BEGIN
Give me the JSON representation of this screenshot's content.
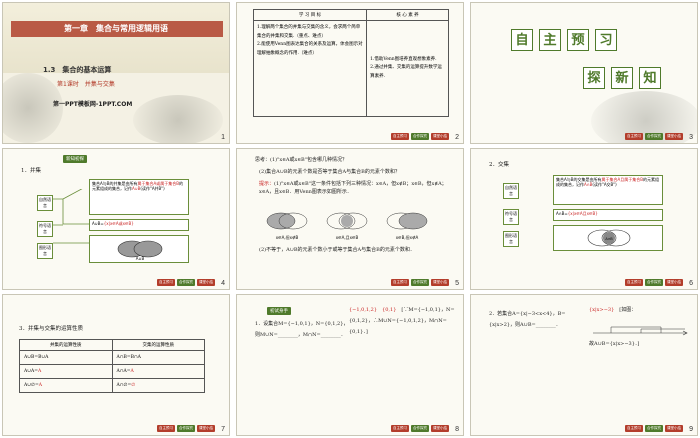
{
  "s1": {
    "chapter": "第一章　集合与常用逻辑用语",
    "section": "1.3　集合的基本运算",
    "lesson": "第1课时　并集与交集",
    "logo": "第一PPT模板网-1PPT.COM",
    "num": "1"
  },
  "s2": {
    "headers": [
      "学 习 目 标",
      "核 心 素 养"
    ],
    "goals": "1.理解两个集合的并集与交集的含义，会求两个简单集合的并集和交集.（重点、难点）\n2.能使用Venn图表达集合的关系及运算，体会图示对理解抽象概念的作用.（难点）",
    "literacy": "1.借助Venn图培养直观想象素养.\n2.通过并集、交集的运算提升数学运算素养.",
    "num": "2"
  },
  "s3": {
    "title1": [
      "自",
      "主",
      "预",
      "习"
    ],
    "title2": [
      "探",
      "新",
      "知"
    ],
    "num": "3"
  },
  "s4": {
    "tag": "新知初探",
    "heading": "1．并集",
    "def_pre": "集合A与B的并集是由所有",
    "def_red1": "属于集合A或属于集合B",
    "def_mid": "的元素组成的集合，记作",
    "def_red2": "A∪B",
    "def_post": "(读作\"A并B\")",
    "labels": [
      "自然语言",
      "符号语言",
      "图形语言"
    ],
    "symbolic": "A∪B=",
    "symbolic_red": "{x|x∈A或x∈B}",
    "venn_label": "A∪B",
    "num": "4"
  },
  "s5": {
    "q1": "思考：(1)\"x∈A或x∈B\"包含哪几种情况？",
    "q2": "(2)集合A∪B的元素个数是否等于集合A与集合B的元素个数和？",
    "hint_label": "提示：",
    "hint_text": "(1)\"x∈A或x∈B\"这一条件包括下列三种情况：x∈A，但x∉B；x∈B，但x∉A；x∈A，且x∈B．用Venn图表示如图所示．",
    "venn_labels": [
      "x∈A,但x∉B",
      "x∈A,且x∈B",
      "x∈B,但x∉A"
    ],
    "answer2": "(2)不等于，A∪B的元素个数小于或等于集合A与集合B的元素个数和．",
    "num": "5"
  },
  "s6": {
    "heading": "2．交集",
    "def_pre": "集合A与B的交集是由所有",
    "def_red1": "属于集合A且属于集合B",
    "def_mid": "的元素组成的集合，记作",
    "def_red2": "A∩B",
    "def_post": "(读作\"A交B\")",
    "labels": [
      "自然语言",
      "符号语言",
      "图形语言"
    ],
    "symbolic": "A∩B=",
    "symbolic_red": "{x|x∈A且x∈B}",
    "venn_label": "A∩B",
    "num": "6"
  },
  "s7": {
    "heading": "3．并集与交集的运算性质",
    "headers": [
      "并集的运算性质",
      "交集的运算性质"
    ],
    "rows": [
      [
        "A∪B=B∪A",
        "A∩B=B∩A"
      ],
      [
        "A∪A=",
        "A",
        "A∩A=",
        "A"
      ],
      [
        "A∪∅=",
        "A",
        "A∩∅=",
        "∅"
      ]
    ],
    "num": "7"
  },
  "s8": {
    "tag": "初试身手",
    "q": "1．设集合M={−1,0,1}，N={0,1,2}，则M∪N=________，M∩N=________．",
    "ans_red1": "{−1,0,1,2}",
    "ans_red2": "{0,1}",
    "ans_text": "[∵M={−1,0,1}，N={0,1,2}，∴M∪N={−1,0,1,2}，M∩N={0,1}．]",
    "num": "8"
  },
  "s9": {
    "q": "2．若集合A={x|−3<x<4}，B={x|x>2}，则A∪B=________．",
    "ans_red": "{x|x>−3}",
    "ans_text": "[如图：",
    "ans_text2": "故A∪B={x|x>−3}．]",
    "num": "9"
  },
  "nav": [
    "自主预习",
    "合作探究",
    "课堂小结"
  ]
}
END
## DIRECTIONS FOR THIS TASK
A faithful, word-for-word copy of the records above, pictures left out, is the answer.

## TASK RESPONSE
Give me the JSON representation of this screenshot's content.
{
  "s1": {
    "chapter": "第一章　集合与常用逻辑用语",
    "section": "1.3　集合的基本运算",
    "lesson": "第1课时　并集与交集",
    "logo": "第一PPT模板网-1PPT.COM",
    "num": "1"
  },
  "s2": {
    "headers": [
      "学 习 目 标",
      "核 心 素 养"
    ],
    "goals": "1.理解两个集合的并集与交集的含义，会求两个简单集合的并集和交集.（重点、难点）\n2.能使用Venn图表达集合的关系及运算，体会图示对理解抽象概念的作用.（难点）",
    "literacy": "1.借助Venn图培养直观想象素养.\n2.通过并集、交集的运算提升数学运算素养.",
    "num": "2"
  },
  "s3": {
    "title1": [
      "自",
      "主",
      "预",
      "习"
    ],
    "title2": [
      "探",
      "新",
      "知"
    ],
    "num": "3"
  },
  "s4": {
    "tag": "新知初探",
    "heading": "1．并集",
    "def_pre": "集合A与B的并集是由所有",
    "def_red1": "属于集合A或属于集合B",
    "def_mid": "的元素组成的集合，记作",
    "def_red2": "A∪B",
    "def_post": "(读作\"A并B\")",
    "labels": [
      "自然语言",
      "符号语言",
      "图形语言"
    ],
    "symbolic": "A∪B=",
    "symbolic_red": "{x|x∈A或x∈B}",
    "venn_label": "A∪B",
    "num": "4"
  },
  "s5": {
    "q1": "思考：(1)\"x∈A或x∈B\"包含哪几种情况？",
    "q2": "(2)集合A∪B的元素个数是否等于集合A与集合B的元素个数和？",
    "hint_label": "提示：",
    "hint_text": "(1)\"x∈A或x∈B\"这一条件包括下列三种情况：x∈A，但x∉B；x∈B，但x∉A；x∈A，且x∈B．用Venn图表示如图所示．",
    "venn_labels": [
      "x∈A,但x∉B",
      "x∈A,且x∈B",
      "x∈B,但x∉A"
    ],
    "answer2": "(2)不等于，A∪B的元素个数小于或等于集合A与集合B的元素个数和．",
    "num": "5"
  },
  "s6": {
    "heading": "2．交集",
    "def_pre": "集合A与B的交集是由所有",
    "def_red1": "属于集合A且属于集合B",
    "def_mid": "的元素组成的集合，记作",
    "def_red2": "A∩B",
    "def_post": "(读作\"A交B\")",
    "labels": [
      "自然语言",
      "符号语言",
      "图形语言"
    ],
    "symbolic": "A∩B=",
    "symbolic_red": "{x|x∈A且x∈B}",
    "venn_label": "A∩B",
    "num": "6"
  },
  "s7": {
    "heading": "3．并集与交集的运算性质",
    "headers": [
      "并集的运算性质",
      "交集的运算性质"
    ],
    "rows": [
      [
        "A∪B=B∪A",
        "A∩B=B∩A"
      ],
      [
        "A∪A=",
        "A",
        "A∩A=",
        "A"
      ],
      [
        "A∪∅=",
        "A",
        "A∩∅=",
        "∅"
      ]
    ],
    "num": "7"
  },
  "s8": {
    "tag": "初试身手",
    "q": "1．设集合M={−1,0,1}，N={0,1,2}，则M∪N=________，M∩N=________．",
    "ans_red1": "{−1,0,1,2}",
    "ans_red2": "{0,1}",
    "ans_text": "[∵M={−1,0,1}，N={0,1,2}，∴M∪N={−1,0,1,2}，M∩N={0,1}．]",
    "num": "8"
  },
  "s9": {
    "q": "2．若集合A={x|−3<x<4}，B={x|x>2}，则A∪B=________．",
    "ans_red": "{x|x>−3}",
    "ans_text": "[如图：",
    "ans_text2": "故A∪B={x|x>−3}．]",
    "num": "9"
  },
  "nav": [
    "自主预习",
    "合作探究",
    "课堂小结"
  ]
}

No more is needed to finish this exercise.